#### [Task statement]
Your copy of the data below must be exact and must leave out all pictures.

#### [Supplied data]
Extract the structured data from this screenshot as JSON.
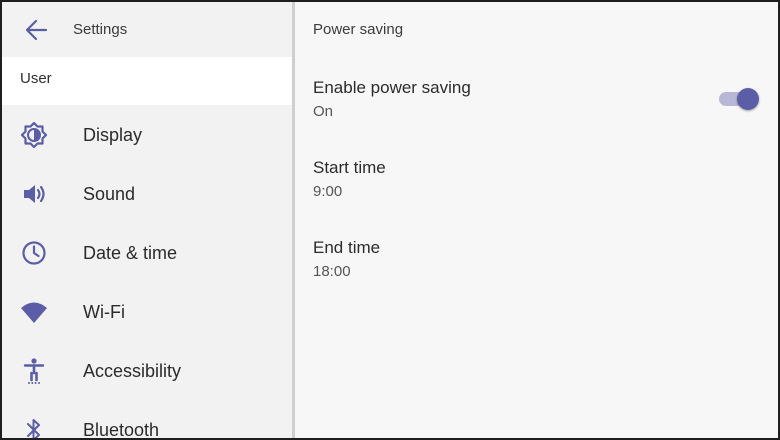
{
  "header": {
    "title": "Settings"
  },
  "sidebar": {
    "section": "User",
    "items": [
      {
        "label": "Display",
        "icon": "display-brightness-icon"
      },
      {
        "label": "Sound",
        "icon": "speaker-icon"
      },
      {
        "label": "Date & time",
        "icon": "clock-icon"
      },
      {
        "label": "Wi-Fi",
        "icon": "wifi-icon"
      },
      {
        "label": "Accessibility",
        "icon": "accessibility-icon"
      },
      {
        "label": "Bluetooth",
        "icon": "bluetooth-icon"
      }
    ]
  },
  "main": {
    "title": "Power saving",
    "settings": [
      {
        "title": "Enable power saving",
        "value": "On",
        "toggle_on": true
      },
      {
        "title": "Start time",
        "value": "9:00"
      },
      {
        "title": "End time",
        "value": "18:00"
      }
    ]
  },
  "colors": {
    "accent": "#5b5ea6",
    "accent_light": "#b8b8d6",
    "text": "#2b2b2b"
  }
}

#### [Solved problem]
Extract the structured data from this screenshot as JSON.
{
  "header": {
    "title": "Settings"
  },
  "sidebar": {
    "section": "User",
    "items": [
      {
        "label": "Display",
        "icon": "display-brightness-icon"
      },
      {
        "label": "Sound",
        "icon": "speaker-icon"
      },
      {
        "label": "Date & time",
        "icon": "clock-icon"
      },
      {
        "label": "Wi-Fi",
        "icon": "wifi-icon"
      },
      {
        "label": "Accessibility",
        "icon": "accessibility-icon"
      },
      {
        "label": "Bluetooth",
        "icon": "bluetooth-icon"
      }
    ]
  },
  "main": {
    "title": "Power saving",
    "settings": [
      {
        "title": "Enable power saving",
        "value": "On",
        "toggle_on": true
      },
      {
        "title": "Start time",
        "value": "9:00"
      },
      {
        "title": "End time",
        "value": "18:00"
      }
    ]
  },
  "colors": {
    "accent": "#5b5ea6",
    "accent_light": "#b8b8d6",
    "text": "#2b2b2b"
  }
}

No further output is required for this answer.